Binge drinking is a common form of problematic alcohol consumption in the U.S., especially among…
Does Binge Drinking Interfere with Young Adult Brain Development?
Young people making the transition from adolescence to adulthood go through a critical phase of brain development that finalizes their ability to do such things as make logical decisions, control their emotions, control their impulsive behaviors and plan for the future. Unfortunately, people undergoing this transition also often participate in a form of dangerous alcohol consumption called binge drinking. In a study published in June 2014 in the journal Alcoholism: Clinical & Experimental Research, researchers from two Harvard-affiliated institutions used modern imaging technology to determine if young adults who participate in binge drinking experience unusual changes in the developing areas of their brains.

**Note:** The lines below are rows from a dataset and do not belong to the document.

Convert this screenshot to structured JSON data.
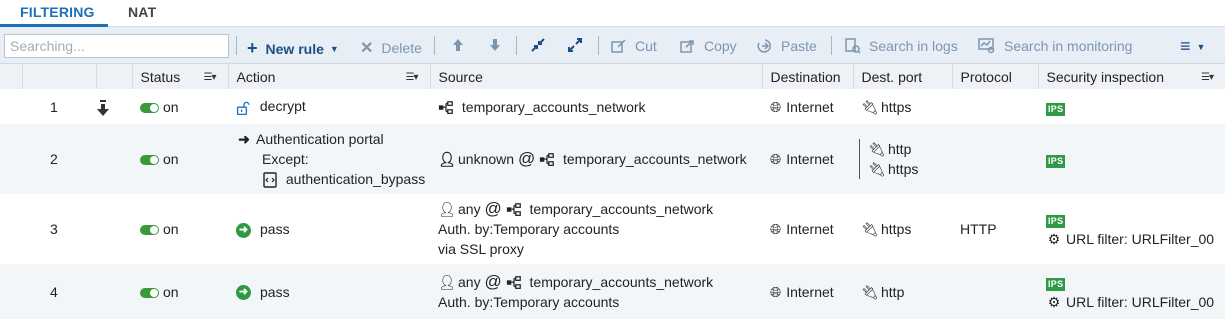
{
  "tabs": [
    {
      "label": "FILTERING",
      "active": true
    },
    {
      "label": "NAT",
      "active": false
    }
  ],
  "toolbar": {
    "search_placeholder": "Searching...",
    "new_rule": "New rule",
    "delete": "Delete",
    "cut": "Cut",
    "copy": "Copy",
    "paste": "Paste",
    "search_logs": "Search in logs",
    "search_monitoring": "Search in monitoring"
  },
  "columns": [
    "Status",
    "Action",
    "Source",
    "Destination",
    "Dest. port",
    "Protocol",
    "Security inspection"
  ],
  "rows": [
    {
      "num": "1",
      "status": "on",
      "action": "decrypt",
      "source_network": "temporary_accounts_network",
      "destination": "Internet",
      "ports": [
        "https"
      ],
      "protocol": "",
      "ips": "IPS"
    },
    {
      "num": "2",
      "status": "on",
      "action": "Authentication portal",
      "action_except": "Except:",
      "action_except_item": "authentication_bypass",
      "source_user": "unknown",
      "source_at": "@",
      "source_network": "temporary_accounts_network",
      "destination": "Internet",
      "ports": [
        "http",
        "https"
      ],
      "protocol": "",
      "ips": "IPS"
    },
    {
      "num": "3",
      "status": "on",
      "action": "pass",
      "source_user": "any",
      "source_at": "@",
      "source_network": "temporary_accounts_network",
      "source_auth": "Auth. by:Temporary accounts",
      "source_via": "via SSL proxy",
      "destination": "Internet",
      "ports": [
        "https"
      ],
      "protocol": "HTTP",
      "ips": "IPS",
      "url_filter": "URL filter: URLFilter_00"
    },
    {
      "num": "4",
      "status": "on",
      "action": "pass",
      "source_user": "any",
      "source_at": "@",
      "source_network": "temporary_accounts_network",
      "source_auth": "Auth. by:Temporary accounts",
      "destination": "Internet",
      "ports": [
        "http"
      ],
      "protocol": "",
      "ips": "IPS",
      "url_filter": "URL filter: URLFilter_00"
    }
  ],
  "colors": {
    "accent": "#1d6fb8",
    "toggle_on": "#3a9a3a",
    "ips_badge": "#2f9a46"
  }
}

Binge drinkers endanger themselves by consuming enough alcohol in a couple of hours to reach at least the minimum limits for legal intoxication. While most affected individuals are not alcoholics, the practice can lead to an eventual diagnosis of alcoholism or non-addicted alcohol abuse (known together as alcohol use disorder). Other potential harms firmly linked to binge drinking involvement include alcohol poisoning, exposure to accidental or intentional injuries, sexual assault victimization or participation, possibly life-threatening cardiovascular (heart and blood vessel) problems, damage to other key organ systems and exposure to HIV or other infections transmitted through unprotected sexual contact.
In the U.S., binge-drinking participation is heaviest among older teenagers and young adults below the age of 35. All of the four subgroups within this age range (18- to 20-year-olds, 21- to 25-year-olds, 26- to 29-year-olds and 30- to 34-year-olds) maintain an overall binging involvement rate of at least 30 percent. The single highest rate of involvement (45.1 percent) occurs among people between the ages of 21 and 25.
Young Adult Brain Development
By the time they reach the end of adolescence and enter their 20s, human beings have reached the final stages of their normal brain development. However, significant amounts of development are still underway in a part of the brain called the prefrontal cortex, which helps produce and regulate the higher-level mental skills that largely distinguish humans from other species. One crucial skill finalized during the transition from adolescence to adulthood is executive function; this term collectively describes the ability to do things such as make sound judgments, solve complex problems, make moral choices, accurately weigh the pros and cons of a given situation, make behavioral corrections when necessary, rein in impulsive urges and maintain control over emotional fluctuations. Typically, executive function and other prefrontal cortex-related skills do not fully develop until a person reaches roughly age 25.
In the study published in Alcoholism: Clinical & Experimental Research, researchers from Harvard Medical School and McLean Hospital used MRI (magnetic resonance imaging) scans to examine the prefrontal cortexes of 23 binge-drinking young adults with an average age of 22. These scans covered details that included the surface features of three structures contained in the prefrontal cortex, as well as the relative thickness of the prefrontal cortex. A second group of 31 young adult alcohol consumers who did not binge drink also took part in the study. These individuals underwent the same MRI scans as their binge-drinking counterparts.
After completing a comparison between the binge drinkers and the non-binge drinkers, the researchers concluded that the binge-drinking study participants had unusually thin tissues in two of the three prefrontal cortex structures under consideration. Among both groups of participants, the relative thickness of one of the prefrontal cortex structures was associated with three factors: the amount of alcohol consumed by an individual, the frequency of alcohol use and the amount of time since the last episode of alcohol consumption. The unusual tissue thinness in this structure that the researchers identified in binge drinkers was linked to both a high amount of alcohol consumed during binge-drinking episodes and relatively frequent involvement in binge drinking.
The study’s authors note that their project was not set up to determine if unusual prefrontal cortex thinness in the binge-drinking participants first appeared before or after the initiation of binge-drinking behavior. However, they emphasize the fact that the observed changes in normal brain development may be the direct result of frequent and toxic exposure to alcohol. Essentially, the effects of alcohol exposure may prematurely activate a “pruning” routine in the prefrontal cortex that usually tidies up the brain after the completion of the development process.